I hear a whisper. It's Margaret Thatcher saying the Good Samaritan had money. I've got enough cash for dog food and toilet paper.

In the sunless public bar at the Cross Keys, groaning figures wriggle out of sleeping bags. Tom stretches, rolls a fag and looks into the gas flame-effect fire. The light on his perfect cheekbones is Caravaggio. I don't have my drawing kit with me.

After much nagging from me he lugs some clothes out to the car.

'Cool car,' he says.

I haven't got time to tell him he's an activist and cars aren't cool.


23 March 2013
Festival Hall; the Elephant squat

Tom (left) is refused permission to speak further
Inside the Royal Festival Hall the Philharmonia plays Charlie Chaplin's music to his 1936 film Modern Times, a satire on the Great Depression.

Outside the auditorium, Occupy is having a meeting. Activism and satire are an awkward mix. They create conflict in the soul of Johnny Teatent, aka Tom.




In the squat
From Tom's belt dangles a white man's dreadlock - the only one the man possessed. It is long, springy and shiny. It gives Tom a faint air of My Little Pony back to front. It is described as a scalp, a body part.
The victim - the former owner of the dreadlock - has asked me to cut what happened.

Some people leave the meeting in a sweary flurry. Chaplin's sentimental music swells.

Next, we head for the squat pub quiz.



The quiz is at Eileen House, Elephant and Castle, a brutal architectural disaster and subject of an eternal planning dispute. I am accused of seeking glamour in going to the squat. I wish.

'Is the asbestos on this floor?' says someone. Shrug. There is bright cheerless office lighting, a room full of bikes, grey everywhere, a couple of friendly dogs.

My friend Orlando goes to buy himself some tobacco. He comes back. He's left the tobacco in the shop. He goes back for it. Orlando and Tom are probably cool but I don't have a cool gauge. Tom has front teeth missing - knocked out by police, he claims.

Tom, Orlando and I are a team, the Radical Quiz Faction. The questions are monotonous.

'What does LASPO stand for?'
'Name two open-air squats in London.'

PS the tip of the dreadlock is now part of my drawing kit. I am unapologetic.
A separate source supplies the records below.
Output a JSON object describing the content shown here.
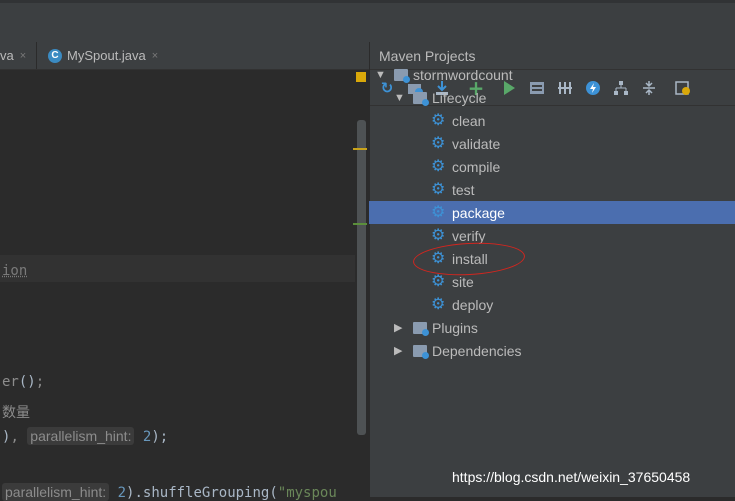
{
  "editor": {
    "tabs": [
      {
        "label": "va",
        "close": "×"
      },
      {
        "label": "MySpout.java",
        "close": "×",
        "icon": "C"
      }
    ],
    "code_lines": {
      "l1": "ion",
      "l2_a": "er",
      "l2_b": "()",
      "l2_c": ";",
      "l3": "数量",
      "l4_a": ")",
      "l4_b": ", ",
      "l4_hint": "parallelism_hint:",
      "l4_num": "2",
      "l4_end": ");",
      "l5_hint": "parallelism_hint:",
      "l5_num": "2",
      "l5_a": ").shuffleGrouping(",
      "l5_str": "\"myspou"
    }
  },
  "maven": {
    "title": "Maven Projects",
    "toolbar": [
      "refresh-icon",
      "generate-sources-icon",
      "download-icon",
      "add-icon",
      "run-icon",
      "execute-goal-icon",
      "toggle-offline-icon",
      "skip-tests-icon",
      "show-dependencies-icon",
      "collapse-all-icon",
      "settings-icon"
    ],
    "tree": {
      "root": {
        "label": "stormwordcount",
        "arrow": "▼"
      },
      "lifecycle": {
        "label": "Lifecycle",
        "arrow": "▼"
      },
      "goals": [
        "clean",
        "validate",
        "compile",
        "test",
        "package",
        "verify",
        "install",
        "site",
        "deploy"
      ],
      "selected": "package",
      "plugins": {
        "label": "Plugins",
        "arrow": "▶"
      },
      "dependencies": {
        "label": "Dependencies",
        "arrow": "▶"
      }
    }
  },
  "watermark": "https://blog.csdn.net/weixin_37650458",
  "colors": {
    "selection": "#4b6eaf",
    "gear": "#3d92d6",
    "annotation": "#d2261f"
  }
}
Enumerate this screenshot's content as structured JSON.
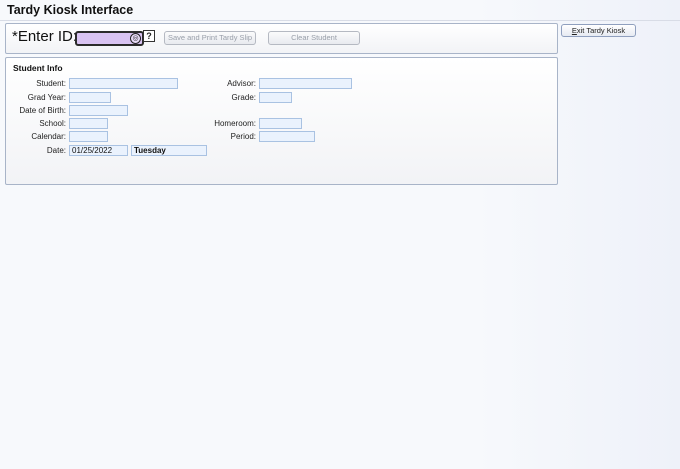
{
  "app": {
    "title": "Tardy Kiosk Interface"
  },
  "entry": {
    "label": "*Enter ID:",
    "id_value": "",
    "fingerprint_icon": "fingerprint-icon",
    "help_glyph": "?",
    "save_button": "Save and Print Tardy Slip",
    "clear_button": "Clear Student"
  },
  "exit_button": {
    "accel": "E",
    "rest": "xit Tardy Kiosk"
  },
  "student_info": {
    "heading": "Student Info",
    "labels": {
      "student": "Student:",
      "grad_year": "Grad Year:",
      "dob": "Date of Birth:",
      "school": "School:",
      "calendar": "Calendar:",
      "date": "Date:",
      "advisor": "Advisor:",
      "grade": "Grade:",
      "homeroom": "Homeroom:",
      "period": "Period:"
    },
    "values": {
      "student": "",
      "grad_year": "",
      "dob": "",
      "school": "",
      "calendar": "",
      "date": "01/25/2022",
      "day": "Tuesday",
      "advisor": "",
      "grade": "",
      "homeroom": "",
      "period": ""
    }
  },
  "colors": {
    "id_input_bg": "#d9c3f2",
    "field_bg": "#eaf2fd",
    "field_border": "#a9c2e2",
    "panel_border": "#a8b4c8"
  }
}
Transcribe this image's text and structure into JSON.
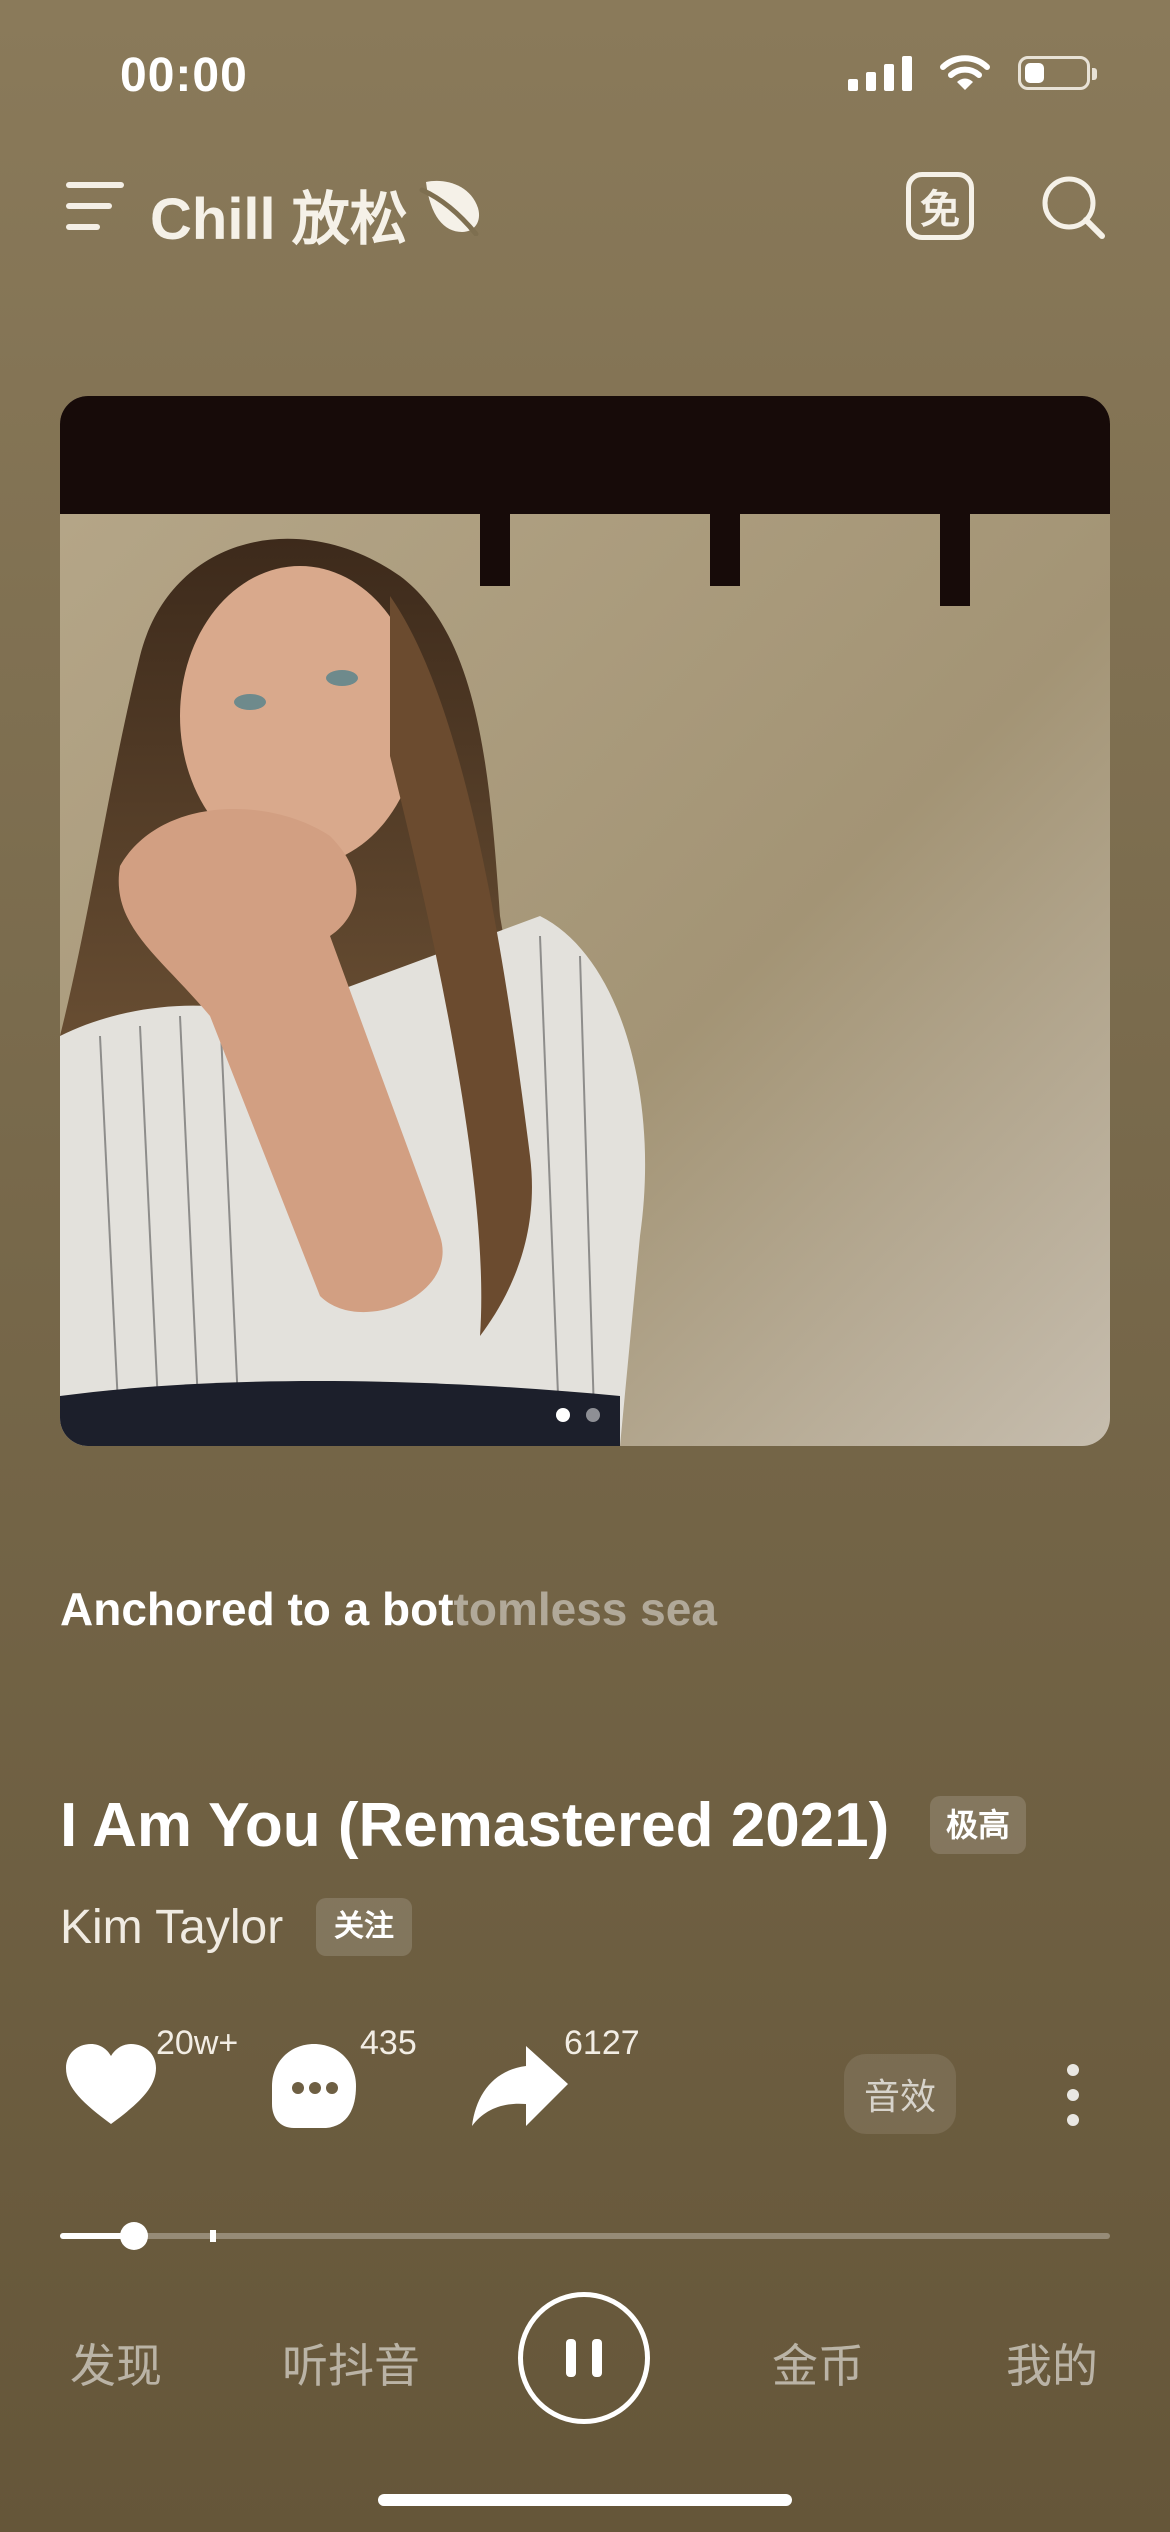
{
  "status_bar": {
    "time": "00:00",
    "battery_level": 0.33
  },
  "header": {
    "title": "Chill 放松",
    "free_icon_glyph": "免"
  },
  "album": {
    "page_indicator": {
      "total": 2,
      "current": 1
    }
  },
  "lyric": {
    "sung": "Anchored to a bot",
    "unsung": "tomless sea"
  },
  "song": {
    "title": "I Am You (Remastered 2021)",
    "quality": "极高"
  },
  "artist": {
    "name": "Kim Taylor",
    "follow_label": "关注"
  },
  "actions": {
    "like_count": "20w+",
    "comment_count": "435",
    "share_count": "6127",
    "effects_label": "音效"
  },
  "progress": {
    "played_fraction": 0.07,
    "buffered_fraction": 0.146
  },
  "nav": {
    "discover": "发现",
    "listen_douyin": "听抖音",
    "coins": "金币",
    "mine": "我的"
  },
  "icons": [
    "menu-icon",
    "leaf-icon",
    "free-icon",
    "search-icon",
    "heart-icon",
    "comment-icon",
    "share-icon",
    "more-icon",
    "pause-icon"
  ],
  "colors": {
    "background_top": "#8a7a5a",
    "background_bottom": "#655639",
    "text": "#ffffff"
  }
}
Tom gave it to me.


21 October 2014

Parliament Square

I stop in the square on my way to the launch of a book, The First Miscarriage of Justice by Jon Robins. 'Can I come with you?' asks Tom, who yearns for the glory days of Occupy camped on chilly cobbles outside St Paul's Cathedral three years ago ('I want to get my hair cut outdoors smoking weed'). I don't think I'd get Tom through security at Portcullis House.
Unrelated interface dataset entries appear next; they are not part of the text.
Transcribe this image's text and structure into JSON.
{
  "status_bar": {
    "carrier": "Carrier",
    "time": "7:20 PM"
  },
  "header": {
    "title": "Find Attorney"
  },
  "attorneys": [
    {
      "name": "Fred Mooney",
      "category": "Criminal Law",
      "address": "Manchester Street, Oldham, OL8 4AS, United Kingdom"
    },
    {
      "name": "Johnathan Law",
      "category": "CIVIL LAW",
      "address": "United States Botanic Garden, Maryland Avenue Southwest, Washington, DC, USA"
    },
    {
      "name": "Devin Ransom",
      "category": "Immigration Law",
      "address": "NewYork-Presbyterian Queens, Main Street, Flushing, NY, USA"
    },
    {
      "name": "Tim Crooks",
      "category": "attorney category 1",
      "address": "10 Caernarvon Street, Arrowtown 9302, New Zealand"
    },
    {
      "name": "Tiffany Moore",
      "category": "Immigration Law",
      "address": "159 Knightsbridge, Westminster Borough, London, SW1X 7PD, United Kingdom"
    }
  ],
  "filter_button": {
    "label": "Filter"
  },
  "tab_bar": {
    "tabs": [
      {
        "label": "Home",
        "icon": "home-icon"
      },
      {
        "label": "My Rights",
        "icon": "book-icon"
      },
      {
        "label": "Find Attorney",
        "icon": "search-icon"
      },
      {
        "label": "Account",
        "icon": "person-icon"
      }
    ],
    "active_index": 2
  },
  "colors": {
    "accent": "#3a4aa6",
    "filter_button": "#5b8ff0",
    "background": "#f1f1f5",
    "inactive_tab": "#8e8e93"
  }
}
In the rapid sketch below, Tom is the figure holding the guitar (red) sitting under the statue of Lloyd George.




The last time I spoke to Tom, on 4 July, this was the scene:



I'll leave you with his voice:
http://occupynewsnetwork.org/blog/hobo-hilton-heir-apparant-to-st-pauls-evicted-on-oct-19th/
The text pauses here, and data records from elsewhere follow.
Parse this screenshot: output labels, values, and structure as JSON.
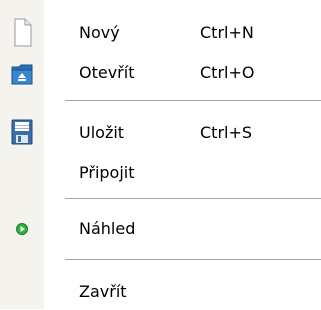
{
  "menu": {
    "items": [
      {
        "label": "Nový",
        "shortcut": "Ctrl+N",
        "icon": "new-document-icon"
      },
      {
        "label": "Otevřít",
        "shortcut": "Ctrl+O",
        "icon": "open-folder-icon"
      },
      {
        "label": "Uložit",
        "shortcut": "Ctrl+S",
        "icon": "save-floppy-icon"
      },
      {
        "label": "Připojit",
        "shortcut": "",
        "icon": ""
      },
      {
        "label": "Náhled",
        "shortcut": "",
        "icon": "preview-play-icon"
      },
      {
        "label": "Zavřít",
        "shortcut": "",
        "icon": ""
      }
    ],
    "colors": {
      "gutter": "#f4f3ee",
      "separator": "#a7a6aa",
      "folder_blue": "#2b6fb5",
      "floppy_blue": "#3a6ea5",
      "play_green": "#2fb13a"
    }
  }
}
Thursday, 11 August 2016

Fur and bristles



The pink and white African pygmy hedgehog is a lovely design for a cake. An albino who wouldn't survive long in the wild, she tucks into wiggly grubs, or scampers to infinity on a plastic rotating saucer. 


I've even got some black card to draw her on, as I scavenged some offcuts left outside a picture framer's on the way here - I'm in Chiswick where the locals aren't posh enough to rifle through recycling bags. 

Oxfam has a book in the window by the painter Roger Hilton for £125. Cheaper than Amazon but the cover is fading and warping in the direct sunlight.

I'm here for a club night organised by wildlifedrawing.co.uk. Our models this evening are two meerkats, an opossum, the hedgehog and a Richardson's ground squirrel.

There is no strict-art-teacher vibe so some people snap the creatures with their phones, draw what's on their screens and put it on Instagram.

The animals are non-judgemental unless you happen to be prey. They move like mercury, busy with their routines inside their transparent mobile homes. The squirrel is ferociously shredding blue paper to make a nest. 





When brought out and introduced to us by their minders, they are calm because they have been hand-reared in captivity. The hedgehog's bristles feel soft if you stroke her in the right direction.

More pictures if you scroll down.